NBN connections abused for service disruption attacks.
Australia has appeared in content delivery network provider Akamai’s top ten list of sources for denial of service attacks for the first time, as high-speed broadband connections become more commonplace.
Akamai’s State of the Internet report saw Australia enter the top ten DDoS source list in the second quarter of this year with around four percent of attacks globally, putting it on par with larger countries such as Germany, Russia and Korea.
The report indicates fast NBN connections are being abused by attackers for denial of service attempts.

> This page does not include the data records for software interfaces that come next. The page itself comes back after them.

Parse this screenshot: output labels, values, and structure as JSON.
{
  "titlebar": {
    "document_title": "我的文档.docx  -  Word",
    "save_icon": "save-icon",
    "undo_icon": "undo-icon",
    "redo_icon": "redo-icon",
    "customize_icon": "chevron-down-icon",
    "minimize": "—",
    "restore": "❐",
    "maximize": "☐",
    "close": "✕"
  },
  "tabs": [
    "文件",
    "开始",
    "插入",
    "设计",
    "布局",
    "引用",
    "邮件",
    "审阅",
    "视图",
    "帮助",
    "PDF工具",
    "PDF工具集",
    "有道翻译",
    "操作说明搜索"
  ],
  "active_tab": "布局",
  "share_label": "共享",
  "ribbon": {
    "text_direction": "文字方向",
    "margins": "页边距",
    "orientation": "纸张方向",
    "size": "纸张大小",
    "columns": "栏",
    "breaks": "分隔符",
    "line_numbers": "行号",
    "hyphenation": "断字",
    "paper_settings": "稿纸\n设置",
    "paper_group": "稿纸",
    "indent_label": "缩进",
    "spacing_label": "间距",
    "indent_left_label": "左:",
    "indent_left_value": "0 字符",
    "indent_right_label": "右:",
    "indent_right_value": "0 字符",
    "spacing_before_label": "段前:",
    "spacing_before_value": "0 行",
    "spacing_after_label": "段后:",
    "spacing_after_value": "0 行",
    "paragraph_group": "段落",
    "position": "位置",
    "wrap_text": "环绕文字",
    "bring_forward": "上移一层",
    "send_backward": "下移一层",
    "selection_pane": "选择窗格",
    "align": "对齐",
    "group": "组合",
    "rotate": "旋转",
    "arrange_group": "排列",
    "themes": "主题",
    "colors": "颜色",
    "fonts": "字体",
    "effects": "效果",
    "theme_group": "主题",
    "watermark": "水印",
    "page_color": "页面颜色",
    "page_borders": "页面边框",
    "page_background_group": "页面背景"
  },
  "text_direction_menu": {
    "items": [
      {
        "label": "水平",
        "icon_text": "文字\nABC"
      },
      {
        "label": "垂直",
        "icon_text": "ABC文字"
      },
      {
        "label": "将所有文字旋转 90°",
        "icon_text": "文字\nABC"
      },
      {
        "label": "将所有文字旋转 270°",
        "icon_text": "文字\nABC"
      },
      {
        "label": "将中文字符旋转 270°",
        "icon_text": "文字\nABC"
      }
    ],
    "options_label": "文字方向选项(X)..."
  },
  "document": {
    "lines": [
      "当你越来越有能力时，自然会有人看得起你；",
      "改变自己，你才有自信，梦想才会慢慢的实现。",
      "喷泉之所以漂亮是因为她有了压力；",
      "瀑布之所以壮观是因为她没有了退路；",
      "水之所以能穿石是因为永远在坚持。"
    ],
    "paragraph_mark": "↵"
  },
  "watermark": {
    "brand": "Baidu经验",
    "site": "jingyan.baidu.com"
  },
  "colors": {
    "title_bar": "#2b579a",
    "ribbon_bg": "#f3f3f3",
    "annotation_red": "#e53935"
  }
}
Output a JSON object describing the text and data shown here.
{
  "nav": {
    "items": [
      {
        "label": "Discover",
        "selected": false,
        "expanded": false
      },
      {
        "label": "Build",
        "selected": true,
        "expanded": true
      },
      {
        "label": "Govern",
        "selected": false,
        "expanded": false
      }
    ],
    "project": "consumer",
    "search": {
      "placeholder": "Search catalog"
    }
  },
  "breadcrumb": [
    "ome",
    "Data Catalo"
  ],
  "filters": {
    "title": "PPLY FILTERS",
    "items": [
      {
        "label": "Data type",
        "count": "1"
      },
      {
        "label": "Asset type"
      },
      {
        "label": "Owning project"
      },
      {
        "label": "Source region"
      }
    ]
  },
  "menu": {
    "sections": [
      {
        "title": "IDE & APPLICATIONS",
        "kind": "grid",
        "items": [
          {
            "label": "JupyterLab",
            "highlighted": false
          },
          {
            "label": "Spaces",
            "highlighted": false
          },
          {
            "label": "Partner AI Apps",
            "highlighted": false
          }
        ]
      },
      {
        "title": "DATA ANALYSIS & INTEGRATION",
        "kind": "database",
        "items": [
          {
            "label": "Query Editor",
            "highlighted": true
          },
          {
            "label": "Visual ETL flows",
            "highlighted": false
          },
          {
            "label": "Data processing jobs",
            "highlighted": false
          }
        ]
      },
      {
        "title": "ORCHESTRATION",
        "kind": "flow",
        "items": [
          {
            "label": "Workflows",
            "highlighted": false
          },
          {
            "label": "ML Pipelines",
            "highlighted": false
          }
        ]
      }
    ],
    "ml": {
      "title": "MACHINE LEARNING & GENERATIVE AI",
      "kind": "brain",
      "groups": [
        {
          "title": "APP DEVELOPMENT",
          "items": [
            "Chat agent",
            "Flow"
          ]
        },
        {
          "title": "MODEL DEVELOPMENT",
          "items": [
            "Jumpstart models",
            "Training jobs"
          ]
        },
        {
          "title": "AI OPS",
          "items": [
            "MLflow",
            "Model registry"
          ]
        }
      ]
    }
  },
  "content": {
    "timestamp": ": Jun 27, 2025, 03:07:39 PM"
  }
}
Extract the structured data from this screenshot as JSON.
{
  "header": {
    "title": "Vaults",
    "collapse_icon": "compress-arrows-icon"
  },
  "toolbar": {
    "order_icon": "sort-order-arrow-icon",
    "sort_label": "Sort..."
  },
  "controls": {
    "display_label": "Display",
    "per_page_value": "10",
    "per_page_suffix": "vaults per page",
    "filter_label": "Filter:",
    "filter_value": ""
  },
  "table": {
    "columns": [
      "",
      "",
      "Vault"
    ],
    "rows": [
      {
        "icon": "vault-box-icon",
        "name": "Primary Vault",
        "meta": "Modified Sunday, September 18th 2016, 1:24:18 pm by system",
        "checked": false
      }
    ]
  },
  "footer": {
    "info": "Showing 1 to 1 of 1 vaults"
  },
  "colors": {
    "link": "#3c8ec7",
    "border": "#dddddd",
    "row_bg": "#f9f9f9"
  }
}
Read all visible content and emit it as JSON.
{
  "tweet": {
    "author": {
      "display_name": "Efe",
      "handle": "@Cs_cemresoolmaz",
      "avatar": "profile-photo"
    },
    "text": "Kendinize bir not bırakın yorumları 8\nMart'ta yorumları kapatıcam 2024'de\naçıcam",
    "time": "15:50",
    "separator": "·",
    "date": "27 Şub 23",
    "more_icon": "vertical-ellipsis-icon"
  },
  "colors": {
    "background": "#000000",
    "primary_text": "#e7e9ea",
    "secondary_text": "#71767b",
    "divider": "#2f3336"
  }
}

“Australia’s appearance on the list is likely due to the increased adoption of high speed internet access throughout NBN and connectivity of IOT [internet of things] devices in the region,” Akamai wrote.
The vast majority of DDoS attacks with non-spoofed source addresses came from Chinese internet users (37 percent), the United States (just under 18 percent) and the UK (10.2 percent), Akamai’s data showed.
Denial of service attacks are used for criminal purposes by those who seek to blackmail organisations and providers through service disruptions that harm their reputations.
Compared to the year before, the second quarter of 2015 saw a 132 percent increase in total DDoS attacks, with the number of 100 gigabit per second floods doubling from six to 12.
Attacks also last longer on average, up to 20.64 hours from 17.35, but Akamai saw an 11.5 percent decrease in average peak bandwidth.
SYN and Simple Service Discovery Protocol (SSDP) were the two most common flooding techniques used by attackers, who have started to combine several denial of service vectors for greater effect, Akamai said.
The largest DDoS recorded by Akamai in the second quarter of 2015 measured 240Gbps. Online gaming sites remain the most common target for DDoS attacks.
Akamai also saw one of the highest recorded packet rate attacks on the Prolexic network in quarter two of 2015.
This peaked at 214 million packets per second, an intensity sufficient to take out routers used by large Tier 1 internet providers.